Director, Canadian Institute in Greece, Thursday,September 26, 2013

Canadians take the field throughout Greece:

Over three decades of archaeological discoveries by the Canadian Institute in Greece
Officially recognized in 1976 by the Greek government, the then Canadian Archaeological Institute at Athens (CAIA) conducted its first archaeological fieldwork project at Kastro Khostion in western Boeotia in 1980. Professor John Fossey from McGill University, one of the founding visionaries of the CAIA, directed the enterprise.  From that period the members of the CAIA, since 2005 the Canadian Institute in Greece (CIG), have organized 16 other research projects in almost every part of Greece.  This research has included pedestrian survey and excavation as well as underwater reconnaissance and geophysical investigations.  The chronological periods involved span the third millennium BCE to the Early Modern period.  Many of these investigations were collaborative efforts with our Greek colleagues in the Hellenic Archaeological Service.  CIG has made an indelible mark on Greek archaeology since its beginning.
The lecture will highlight the work of selected recent archaeological projects that illustrate the great diversity of Canadian research as well as the lasting importance of the results for the understanding the development of the cultures in the Aegean basin from the Late Bronze Age of the 14th - 12th centuries BCE to the Early Byzantine period of the 6th and 7th centuries CE.
The acropolis at ancient Eleon in eastern Boeotia (University of Victoria) has exposed substantial architectural remains from the 13th and 12th centuries BCE.  In the 6th-4th centuries BCE the Bronze Age defensive walls were incorporated into the entrance ramp of a new wall to display affinity with the forbearers.  The meticulous excavation of Mycenaean chamber tombs of the 13th century BCE at Ayia Sotira in the Peloponnese (Brock University) has revealed their repeated use over time.  At ancient Argilos in Macedonia (Université de Montréal) the urban development of this Greek colonial foundation has come to light in the form of houses lining a paved street that date from the 7th through 4th centuries BCE.  A complete 2nd century BCE house with 10 rooms has been uncovered at Kastro Kallithea in Thessaly (University of Alberta).  An intensive archaeological survey of the 6th-7th century CE port settlement at Kato Leukos on the western coast of Karpathos (Trent University) has demonstrated the importance of this hitherto neglected site.
Underwater investigations are among of the research interests of the Institute.
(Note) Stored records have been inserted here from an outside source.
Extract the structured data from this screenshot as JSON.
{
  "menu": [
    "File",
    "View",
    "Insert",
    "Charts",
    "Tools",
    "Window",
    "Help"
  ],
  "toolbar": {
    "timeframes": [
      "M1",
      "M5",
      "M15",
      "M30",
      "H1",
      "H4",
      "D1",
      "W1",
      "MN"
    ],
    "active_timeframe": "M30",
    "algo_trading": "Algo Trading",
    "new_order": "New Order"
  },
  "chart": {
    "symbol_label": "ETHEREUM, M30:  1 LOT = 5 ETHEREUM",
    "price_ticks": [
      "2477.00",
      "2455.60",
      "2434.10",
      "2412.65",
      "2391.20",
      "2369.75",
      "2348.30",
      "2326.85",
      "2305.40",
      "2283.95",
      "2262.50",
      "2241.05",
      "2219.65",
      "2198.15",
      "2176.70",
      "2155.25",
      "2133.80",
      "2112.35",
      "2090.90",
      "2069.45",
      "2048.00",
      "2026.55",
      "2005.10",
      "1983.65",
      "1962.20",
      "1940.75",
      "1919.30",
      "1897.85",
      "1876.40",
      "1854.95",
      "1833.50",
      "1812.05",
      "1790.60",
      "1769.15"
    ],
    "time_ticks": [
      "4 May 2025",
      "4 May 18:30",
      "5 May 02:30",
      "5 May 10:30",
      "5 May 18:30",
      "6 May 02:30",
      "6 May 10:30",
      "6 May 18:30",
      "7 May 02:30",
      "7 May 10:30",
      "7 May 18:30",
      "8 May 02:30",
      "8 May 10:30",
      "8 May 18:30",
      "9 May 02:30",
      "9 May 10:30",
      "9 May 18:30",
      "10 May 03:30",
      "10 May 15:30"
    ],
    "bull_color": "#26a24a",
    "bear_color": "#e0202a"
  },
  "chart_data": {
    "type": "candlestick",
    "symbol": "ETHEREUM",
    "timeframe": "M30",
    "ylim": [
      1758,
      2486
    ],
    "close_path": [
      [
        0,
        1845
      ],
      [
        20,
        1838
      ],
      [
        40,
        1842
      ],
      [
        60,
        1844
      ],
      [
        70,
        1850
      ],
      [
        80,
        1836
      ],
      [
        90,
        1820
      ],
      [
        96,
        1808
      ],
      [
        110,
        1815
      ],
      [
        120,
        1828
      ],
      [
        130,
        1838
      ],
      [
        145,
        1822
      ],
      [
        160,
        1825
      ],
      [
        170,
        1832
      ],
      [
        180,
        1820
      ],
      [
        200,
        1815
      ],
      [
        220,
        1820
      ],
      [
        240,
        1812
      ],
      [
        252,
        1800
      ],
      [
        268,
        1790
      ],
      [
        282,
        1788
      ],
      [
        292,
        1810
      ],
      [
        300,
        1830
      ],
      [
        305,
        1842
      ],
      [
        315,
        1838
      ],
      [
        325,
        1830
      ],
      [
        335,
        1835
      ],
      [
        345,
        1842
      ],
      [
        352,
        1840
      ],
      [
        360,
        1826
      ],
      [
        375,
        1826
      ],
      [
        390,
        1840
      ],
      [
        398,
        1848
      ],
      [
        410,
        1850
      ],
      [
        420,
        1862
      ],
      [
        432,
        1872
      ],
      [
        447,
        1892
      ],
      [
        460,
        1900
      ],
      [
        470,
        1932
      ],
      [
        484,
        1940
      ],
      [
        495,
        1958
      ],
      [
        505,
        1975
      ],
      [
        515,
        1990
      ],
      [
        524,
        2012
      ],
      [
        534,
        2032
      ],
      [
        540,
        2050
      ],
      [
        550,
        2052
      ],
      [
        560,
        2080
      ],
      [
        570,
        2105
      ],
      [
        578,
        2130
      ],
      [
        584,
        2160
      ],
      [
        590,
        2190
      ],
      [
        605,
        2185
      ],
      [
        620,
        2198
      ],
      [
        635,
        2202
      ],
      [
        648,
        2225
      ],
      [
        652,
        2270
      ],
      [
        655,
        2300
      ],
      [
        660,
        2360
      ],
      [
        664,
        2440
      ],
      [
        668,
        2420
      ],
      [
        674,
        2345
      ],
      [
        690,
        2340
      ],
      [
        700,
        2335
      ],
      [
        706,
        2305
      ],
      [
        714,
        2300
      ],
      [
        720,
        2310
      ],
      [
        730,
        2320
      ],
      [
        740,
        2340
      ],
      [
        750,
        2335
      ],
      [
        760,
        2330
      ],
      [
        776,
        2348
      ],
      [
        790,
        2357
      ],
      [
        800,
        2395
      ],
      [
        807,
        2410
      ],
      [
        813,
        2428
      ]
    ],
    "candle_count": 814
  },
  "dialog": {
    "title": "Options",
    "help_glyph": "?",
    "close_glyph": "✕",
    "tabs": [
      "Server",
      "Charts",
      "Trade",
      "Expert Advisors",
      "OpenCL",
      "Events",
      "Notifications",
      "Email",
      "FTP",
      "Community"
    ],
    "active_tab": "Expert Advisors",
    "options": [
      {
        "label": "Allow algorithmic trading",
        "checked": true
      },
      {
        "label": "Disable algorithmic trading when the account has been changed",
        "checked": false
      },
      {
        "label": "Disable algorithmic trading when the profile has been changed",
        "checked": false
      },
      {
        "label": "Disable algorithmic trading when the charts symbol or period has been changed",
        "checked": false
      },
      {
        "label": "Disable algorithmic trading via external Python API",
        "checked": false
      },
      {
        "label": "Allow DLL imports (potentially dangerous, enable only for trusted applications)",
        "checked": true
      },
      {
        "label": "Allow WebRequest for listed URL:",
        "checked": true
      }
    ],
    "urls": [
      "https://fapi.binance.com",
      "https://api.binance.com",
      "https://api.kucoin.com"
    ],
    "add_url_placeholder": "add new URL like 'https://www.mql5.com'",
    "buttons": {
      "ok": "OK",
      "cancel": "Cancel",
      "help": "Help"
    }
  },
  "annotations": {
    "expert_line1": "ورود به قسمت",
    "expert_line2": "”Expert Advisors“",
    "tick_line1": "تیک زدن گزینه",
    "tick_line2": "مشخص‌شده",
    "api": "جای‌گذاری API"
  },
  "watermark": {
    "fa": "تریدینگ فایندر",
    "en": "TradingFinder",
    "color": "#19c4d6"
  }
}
The reconstruction of the ancient sea levels and shorelines at Kalamianos on the Saronic Gulf (McMaster University) has allowed the visualization of a Mycenaean port of the 14th and 13th centuries BCE.
In later October the Institute will launch its interactive Portal to the Past that is funded by a grant from Eldorado Gold Corporation and its subsidiary Thracean Gold Mining S.A.   The Institute’s user-friendly online Portal will cover the research and the findings of each of the 17 projects as well as of the Frederick E. Winter Black and White Negative Collection on Greek and Roman Architecture.  A preview of this online resource for education, research and general information will cover its many useful features.

Professor David W. Rupp
Canadian Institute in Athens